So how good is the conversion? You can see from the spreadsheet there are differences between cdem_031D.tif and N44W080.hgt to start off with. So after resampling, re-projection and cropping there are differences. The max difference over the path of 1.322arc_deg (147Km) between N44W080.ght and the N44W080conv.hgt is 12m, but only in several places, 9m of which is due to the original difference between cdem_031D.ti and N44W080.hgt. Typically the difference is about 2m. I am not a Geospatial expert, but this process seems to work. In the first step you do need to create a cropping mask so you have to know the exact SRTM coordinates. Finally Figure 15 shows the profile across the diagonal of the file compared to Google Earth showing a close match.

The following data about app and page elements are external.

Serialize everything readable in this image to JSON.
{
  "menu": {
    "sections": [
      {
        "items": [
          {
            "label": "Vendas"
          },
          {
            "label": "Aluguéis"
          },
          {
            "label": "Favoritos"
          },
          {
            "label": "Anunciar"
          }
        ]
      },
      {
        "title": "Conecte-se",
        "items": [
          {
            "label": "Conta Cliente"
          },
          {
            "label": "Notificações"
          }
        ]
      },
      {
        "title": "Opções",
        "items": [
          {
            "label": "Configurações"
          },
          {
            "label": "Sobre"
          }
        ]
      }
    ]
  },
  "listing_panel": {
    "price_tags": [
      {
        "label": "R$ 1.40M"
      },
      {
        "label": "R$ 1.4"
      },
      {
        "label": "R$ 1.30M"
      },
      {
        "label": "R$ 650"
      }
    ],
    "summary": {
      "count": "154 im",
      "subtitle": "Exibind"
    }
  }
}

Fig.16 YouTube Video Splat! – Digital Elevation Data with QGIS

Please send your comments, questions and suggestions to:

YouTube Channel
YouTube Channel


#1. – Splat Home Page

#2. – “Splat! RF Signal Propagation, Loss and Terrain Analysis Tool”

#3. – “Splat!_RF Signal Propagation Calculations_2”

#4. – “Splat! – Marine VHF Propagation”

#5. – “QGIS A Free and Open Source Geographic Information Systems”

#6. – “Canadian CDEM 1945-2011”

#7. – “GDAL Geospatial Data Abstraction Layer”

#8. – “QGIS A Complete Beginners Guide”

#9. – “Gentle Introduction to GDAL Part 1/2”

By Jeremy Clark

Jeremy Clark is a Senior Telecommunications Engineer and Advanced Amateur Radio Operator VE3PKC. He is the author of E-Books on Telecommunications, Navigation & Electronics.